**Your task:**
Write every entry out again, exactly as given.

**Material for the task:**
**********

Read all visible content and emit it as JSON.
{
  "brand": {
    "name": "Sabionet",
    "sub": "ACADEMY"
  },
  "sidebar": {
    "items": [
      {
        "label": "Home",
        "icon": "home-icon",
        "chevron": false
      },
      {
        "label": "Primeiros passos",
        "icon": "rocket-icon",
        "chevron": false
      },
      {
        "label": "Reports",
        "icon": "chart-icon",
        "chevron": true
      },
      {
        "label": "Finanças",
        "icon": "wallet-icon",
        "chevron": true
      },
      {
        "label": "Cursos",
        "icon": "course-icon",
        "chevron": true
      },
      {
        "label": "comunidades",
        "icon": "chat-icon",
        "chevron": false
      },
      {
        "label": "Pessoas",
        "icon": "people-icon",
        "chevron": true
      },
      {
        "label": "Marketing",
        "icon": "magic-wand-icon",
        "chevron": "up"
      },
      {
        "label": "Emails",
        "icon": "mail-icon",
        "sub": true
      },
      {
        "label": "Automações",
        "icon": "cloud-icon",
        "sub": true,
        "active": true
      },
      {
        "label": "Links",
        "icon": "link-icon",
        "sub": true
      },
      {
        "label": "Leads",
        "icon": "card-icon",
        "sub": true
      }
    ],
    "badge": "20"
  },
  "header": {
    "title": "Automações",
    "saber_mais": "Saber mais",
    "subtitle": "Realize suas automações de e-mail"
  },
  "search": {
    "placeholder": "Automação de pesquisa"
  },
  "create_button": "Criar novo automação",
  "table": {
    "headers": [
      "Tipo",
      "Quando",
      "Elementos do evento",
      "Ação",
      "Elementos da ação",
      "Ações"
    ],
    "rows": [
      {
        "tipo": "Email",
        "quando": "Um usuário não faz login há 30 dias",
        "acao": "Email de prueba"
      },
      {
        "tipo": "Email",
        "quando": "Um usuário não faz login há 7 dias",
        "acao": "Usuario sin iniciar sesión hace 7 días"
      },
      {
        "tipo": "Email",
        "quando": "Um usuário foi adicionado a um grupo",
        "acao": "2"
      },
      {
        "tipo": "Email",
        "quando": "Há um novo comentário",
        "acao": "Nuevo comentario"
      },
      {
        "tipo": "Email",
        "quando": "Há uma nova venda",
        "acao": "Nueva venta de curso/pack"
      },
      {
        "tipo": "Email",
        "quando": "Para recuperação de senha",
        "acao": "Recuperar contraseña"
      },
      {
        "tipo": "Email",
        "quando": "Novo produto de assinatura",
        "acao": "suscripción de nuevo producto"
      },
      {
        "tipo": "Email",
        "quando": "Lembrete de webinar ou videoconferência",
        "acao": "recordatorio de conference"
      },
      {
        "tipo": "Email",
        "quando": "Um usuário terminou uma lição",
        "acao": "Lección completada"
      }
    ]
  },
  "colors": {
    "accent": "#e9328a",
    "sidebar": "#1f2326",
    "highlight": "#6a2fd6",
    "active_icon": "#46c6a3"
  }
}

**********

**Solution to the problem:**
Read all visible content and emit it as JSON.
{
  "brand": {
    "name": "Sabionet",
    "sub": "ACADEMY"
  },
  "sidebar": {
    "items": [
      {
        "label": "Home",
        "icon": "home-icon",
        "chevron": false
      },
      {
        "label": "Primeiros passos",
        "icon": "rocket-icon",
        "chevron": false
      },
      {
        "label": "Reports",
        "icon": "chart-icon",
        "chevron": true
      },
      {
        "label": "Finanças",
        "icon": "wallet-icon",
        "chevron": true
      },
      {
        "label": "Cursos",
        "icon": "course-icon",
        "chevron": true
      },
      {
        "label": "comunidades",
        "icon": "chat-icon",
        "chevron": false
      },
      {
        "label": "Pessoas",
        "icon": "people-icon",
        "chevron": true
      },
      {
        "label": "Marketing",
        "icon": "magic-wand-icon",
        "chevron": "up"
      },
      {
        "label": "Emails",
        "icon": "mail-icon",
        "sub": true
      },
      {
        "label": "Automações",
        "icon": "cloud-icon",
        "sub": true,
        "active": true
      },
      {
        "label": "Links",
        "icon": "link-icon",
        "sub": true
      },
      {
        "label": "Leads",
        "icon": "card-icon",
        "sub": true
      }
    ],
    "badge": "20"
  },
  "header": {
    "title": "Automações",
    "saber_mais": "Saber mais",
    "subtitle": "Realize suas automações de e-mail"
  },
  "search": {
    "placeholder": "Automação de pesquisa"
  },
  "create_button": "Criar novo automação",
  "table": {
    "headers": [
      "Tipo",
      "Quando",
      "Elementos do evento",
      "Ação",
      "Elementos da ação",
      "Ações"
    ],
    "rows": [
      {
        "tipo": "Email",
        "quando": "Um usuário não faz login há 30 dias",
        "acao": "Email de prueba"
      },
      {
        "tipo": "Email",
        "quando": "Um usuário não faz login há 7 dias",
        "acao": "Usuario sin iniciar sesión hace 7 días"
      },
      {
        "tipo": "Email",
        "quando": "Um usuário foi adicionado a um grupo",
        "acao": "2"
      },
      {
        "tipo": "Email",
        "quando": "Há um novo comentário",
        "acao": "Nuevo comentario"
      },
      {
        "tipo": "Email",
        "quando": "Há uma nova venda",
        "acao": "Nueva venta de curso/pack"
      },
      {
        "tipo": "Email",
        "quando": "Para recuperação de senha",
        "acao": "Recuperar contraseña"
      },
      {
        "tipo": "Email",
        "quando": "Novo produto de assinatura",
        "acao": "suscripción de nuevo producto"
      },
      {
        "tipo": "Email",
        "quando": "Lembrete de webinar ou videoconferência",
        "acao": "recordatorio de conference"
      },
      {
        "tipo": "Email",
        "quando": "Um usuário terminou uma lição",
        "acao": "Lección completada"
      }
    ]
  },
  "colors": {
    "accent": "#e9328a",
    "sidebar": "#1f2326",
    "highlight": "#6a2fd6",
    "active_icon": "#46c6a3"
  }
}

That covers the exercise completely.